Abu Dhabi team clings on to Volvo Ocean Race lead
ALICANTE, Spain (AP) — Boats in the seven-strong Volvo Ocean Race fleet were skirting a group of South Atlantic icebergs on Sunday with at least one crew feeling the cold more than most on the opening leg.
Before the start of the race on Oct. 11, the Chinese crew of Dongfeng Race Team opted not to take their full quota of warm weather gear to save precious weight on their boat on the stage from Alicante, Spain to Cape Town.
Unfortunately for them, the weather patterns have taken the fleet far further south in the Atlantic than anticipated, prompting race organizers to impose an ice-exclusion zone.
The crews cannot cross the line designated by race director Jack Lloyd that is designed to keep them clear of some huge icebergs spotted on the race HQ satellite systems.
It is becoming very cold for the teams as they head towards Cape Town, which they are expected to reach after the 6,847-nautical mile trip on Thursday.
“The Dongfeng crew and their skipper Charles Caudrelier decided against packing all their warm weather kit just before leaving because they didn’t think they would need it,” explained race watch producer, Mark Covell.
“That plan has not paid off and now it’s not far above freezing.
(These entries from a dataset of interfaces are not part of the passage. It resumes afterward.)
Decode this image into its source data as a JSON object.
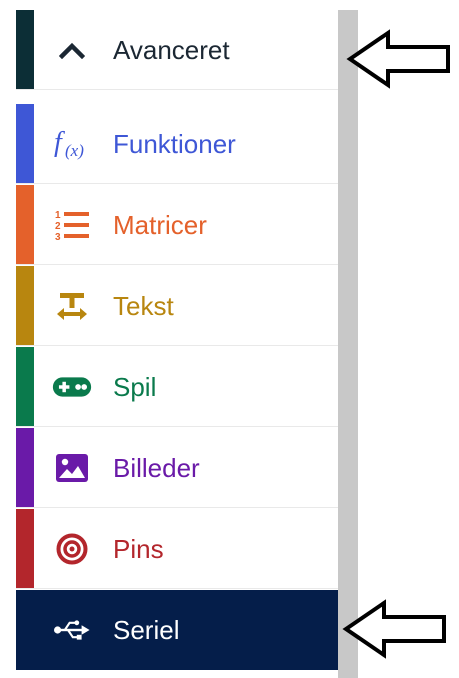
{
  "categories": [
    {
      "id": "advanced",
      "label": "Avanceret",
      "color": "#0c2e36",
      "text_color": "#1b2733",
      "icon": "chevron-up-icon"
    },
    {
      "id": "functions",
      "label": "Funktioner",
      "color": "#3e57d6",
      "text_color": "#3e57d6",
      "icon": "function-icon"
    },
    {
      "id": "arrays",
      "label": "Matricer",
      "color": "#e4612b",
      "text_color": "#e4612b",
      "icon": "numbered-list-icon"
    },
    {
      "id": "text",
      "label": "Tekst",
      "color": "#b8860f",
      "text_color": "#b8860f",
      "icon": "text-format-icon"
    },
    {
      "id": "game",
      "label": "Spil",
      "color": "#0a7a4c",
      "text_color": "#0a7a4c",
      "icon": "gamepad-icon"
    },
    {
      "id": "images",
      "label": "Billeder",
      "color": "#6a1aa8",
      "text_color": "#6a1aa8",
      "icon": "image-icon"
    },
    {
      "id": "pins",
      "label": "Pins",
      "color": "#b3262c",
      "text_color": "#b3262c",
      "icon": "target-icon"
    },
    {
      "id": "serial",
      "label": "Seriel",
      "color": "#051e4a",
      "text_color": "#ffffff",
      "icon": "usb-icon",
      "selected": true
    }
  ]
}
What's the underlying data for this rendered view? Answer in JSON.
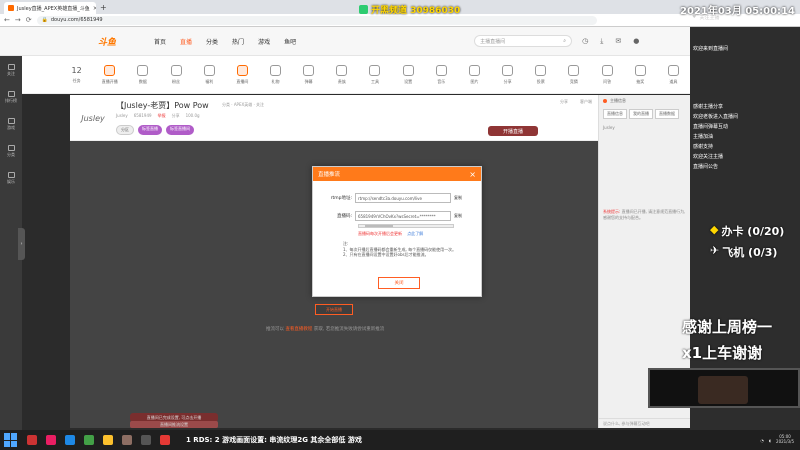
{
  "browser": {
    "tab_title": "Jusley直播_APEX英雄直播_斗鱼",
    "url": "douyu.com/6581949",
    "new_tab": "+",
    "close": "×"
  },
  "overlay": {
    "stream_channel": "开黑频道 30986030",
    "clock": "2021年03月 05:00:14"
  },
  "site_header": {
    "logo": "斗鱼",
    "nav": [
      "首页",
      "直播",
      "分类",
      "热门",
      "游戏",
      "鱼吧"
    ],
    "active_nav": "直播",
    "search_placeholder": "主播直播间",
    "search_icon": "search-icon"
  },
  "left_sidebar": {
    "items": [
      "关注",
      "排行榜",
      "游戏",
      "分类",
      "娱乐"
    ]
  },
  "tools_row": {
    "level_number": "12",
    "items": [
      "任务",
      "直播开播",
      "数据",
      "粉丝",
      "福利",
      "直播间",
      "礼物",
      "弹幕",
      "贵族",
      "工具",
      "设置",
      "音乐",
      "图片",
      "分享",
      "投票",
      "竞猜",
      "问答",
      "抽奖",
      "道具",
      "录播",
      "更多"
    ]
  },
  "room": {
    "avatar_text": "Jusley",
    "title": "【Jusley-老贾】Pow Pow",
    "meta": "分类 · APEX英雄 · 关注",
    "sub": [
      "Jusley",
      "6581949",
      "举报",
      "分享",
      "100.0g"
    ],
    "tags": [
      "分区",
      "标签直播",
      "标签直播间"
    ],
    "actions": [
      "分享",
      "客户端"
    ],
    "open_live_button": "开播直播"
  },
  "player": {
    "start_button": "开始直播",
    "hint_prefix": "推流可以",
    "hint_link": "查看直播教程",
    "hint_suffix": "获取, 若您推流失败请尝试重新推流",
    "note1": "直播间已完成设置, 可点击开播",
    "note2": "直播间推流设置"
  },
  "right_panel": {
    "head": "主播信息",
    "tabs": [
      "直播信息",
      "我的直播",
      "直播数据"
    ],
    "user": "Jusley",
    "sys_label": "系统提示:",
    "sys_text": "直播间已开播, 请注意规范直播行为, 感谢您的支持与配合。",
    "send_hint": "说点什么, 参与弹幕互动吧"
  },
  "modal": {
    "title": "直播推流",
    "rtmp_label": "rtmp地址:",
    "rtmp_value": "rtmp://sendtc3a.douyu.com/live",
    "key_label": "直播码:",
    "key_value": "6581949rVChOvKx?wsSecret=********",
    "copy": "复制",
    "warning": "直播码每次开播后会更新",
    "warning_link": "点此了解",
    "note_title": "注:",
    "note1": "1、每次开播后直播码都会重新生成, 每个直播码仅能使用一次。",
    "note2": "2、只有在直播间设置中设置好obs后才能推流。",
    "close_button": "关闭"
  },
  "stream_chat": {
    "top": "关注主播",
    "lines": [
      "欢迎来到直播间",
      "感谢主播分享",
      "欢迎老板进入直播间",
      "直播间弹幕互动",
      "主播加油",
      "感谢支持",
      "欢迎关注主播",
      "直播间公告"
    ],
    "gift1": "办卡 (0/20)",
    "gift2": "飞机 (0/3)",
    "banner1": "感谢上周榜一",
    "banner2": "x1上车谢谢"
  },
  "taskbar": {
    "text": "1 RDS: 2 游戏画面设置: 串流纹理2G 其余全部低 游戏",
    "clock_time": "05:00",
    "clock_date": "2021/3/5"
  },
  "colors": {
    "accent": "#ff5d23",
    "modal_header": "#ff7a1a",
    "overlay_gold": "#ffd700"
  }
}
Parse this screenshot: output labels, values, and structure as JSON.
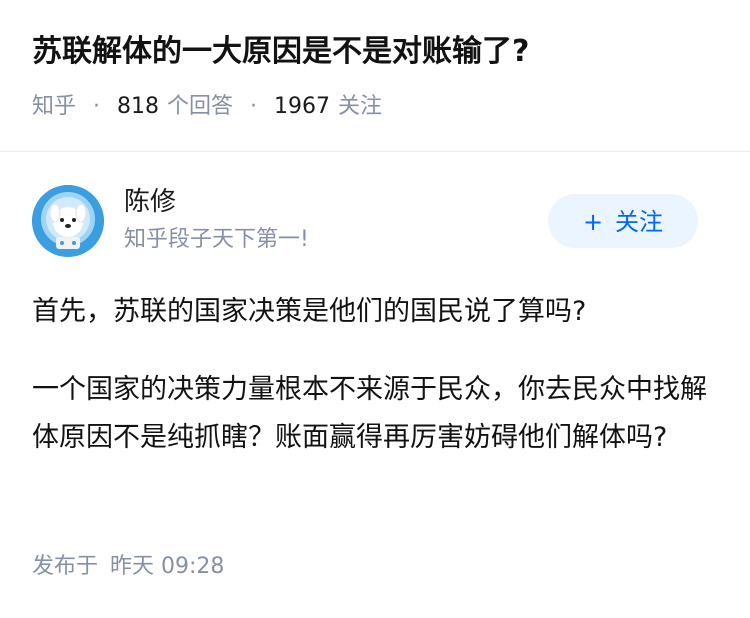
{
  "question": {
    "title": "苏联解体的一大原因是不是对账输了?",
    "source": "知乎",
    "answers_count": "818",
    "answers_label": "个回答",
    "followers_count": "1967",
    "followers_label": "关注",
    "separator": "·"
  },
  "author": {
    "name": "陈修",
    "bio": "知乎段子天下第一!",
    "avatar_icon": "dog-astronaut-avatar",
    "follow_plus": "+",
    "follow_label": "关注"
  },
  "answer": {
    "paragraphs": [
      "首先，苏联的国家决策是他们的国民说了算吗?",
      "一个国家的决策力量根本不来源于民众，你去民众中找解体原因不是纯抓瞎？账面赢得再厉害妨碍他们解体吗?"
    ],
    "publish_label": "发布于",
    "publish_time": "昨天 09:28"
  },
  "colors": {
    "accent": "#0066ff",
    "follow_bg": "#ebf5ff",
    "meta_gray": "#8590a6",
    "avatar_blue": "#3a9ee0"
  }
}
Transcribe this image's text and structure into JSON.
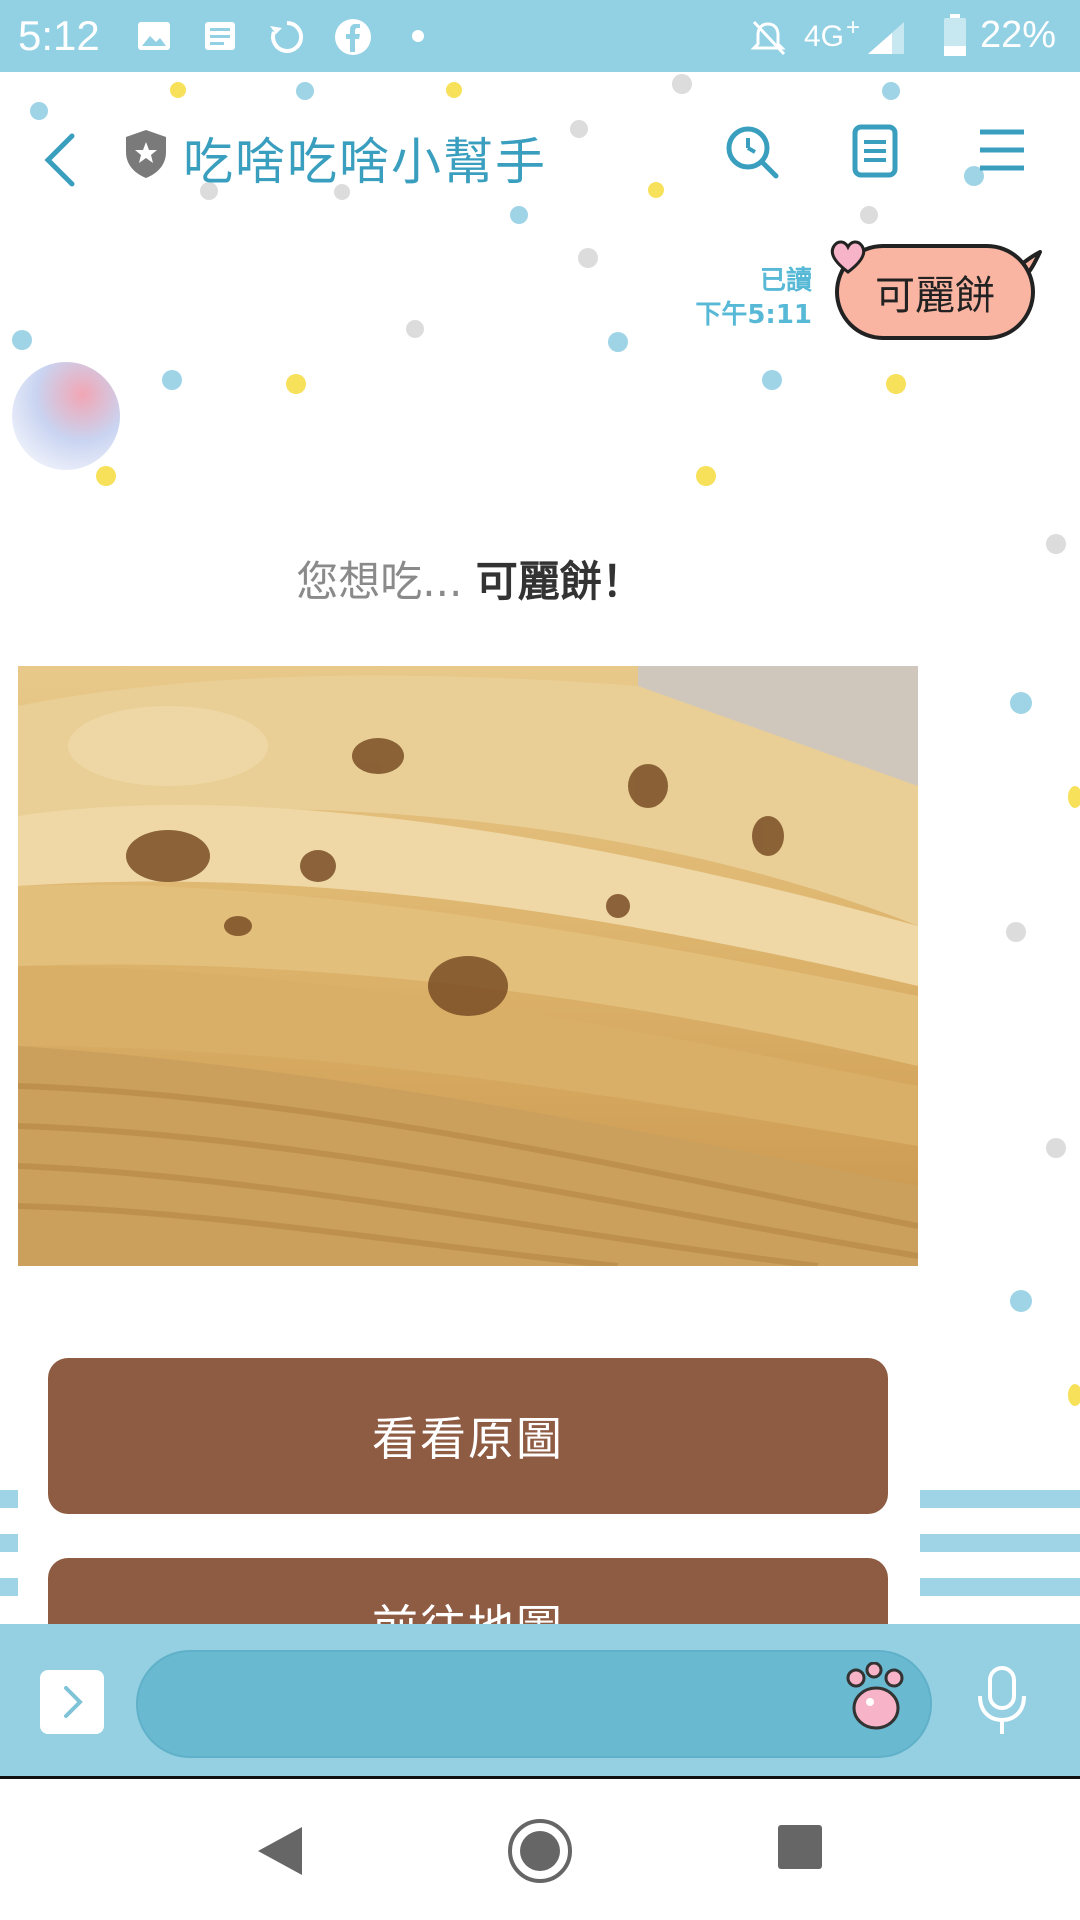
{
  "status_bar": {
    "time": "5:12",
    "network": "4G",
    "battery": "22%"
  },
  "header": {
    "title": "吃啥吃啥小幫手"
  },
  "messages": {
    "user": {
      "read_label": "已讀",
      "timestamp": "下午5:11",
      "text": "可麗餅"
    },
    "bot": {
      "prompt": "您想吃...",
      "answer": "可麗餅！"
    }
  },
  "actions": {
    "view_original": "看看原圖",
    "second_partial": "前往地圖"
  },
  "colors": {
    "header_blue": "#92d0e3",
    "title_blue": "#3a9fbf",
    "button_brown": "#8e5b43",
    "bubble_peach": "#f9b4a2"
  },
  "icons": [
    "back-icon",
    "shield-icon",
    "search-icon",
    "notes-icon",
    "menu-icon",
    "paw-icon",
    "microphone-icon",
    "expand-icon"
  ]
}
They’ll have to work extra hard to stay warm.”
Dongfeng are second, just five nautical miles behind long-term race leaders Abu Dhabi Ocean Racing with Team Vestas Wind (Denmark) and Team Brunel (Netherlands) within 50 nautical miles. A team from Spain, MAPFRE, and the all-women crew of Team SCA (Sweden) are bringing up the rear, some 300 and 450 miles adrift, respectively.
In total, the fleet will cover 38,739nm over the nine-month offshore marathon, visiting 11 ports. The 12th edition of the event, which was launched in 1973 as the Whitbread Round the World Race, will conclude in Gothenburg, Sweden on June 27.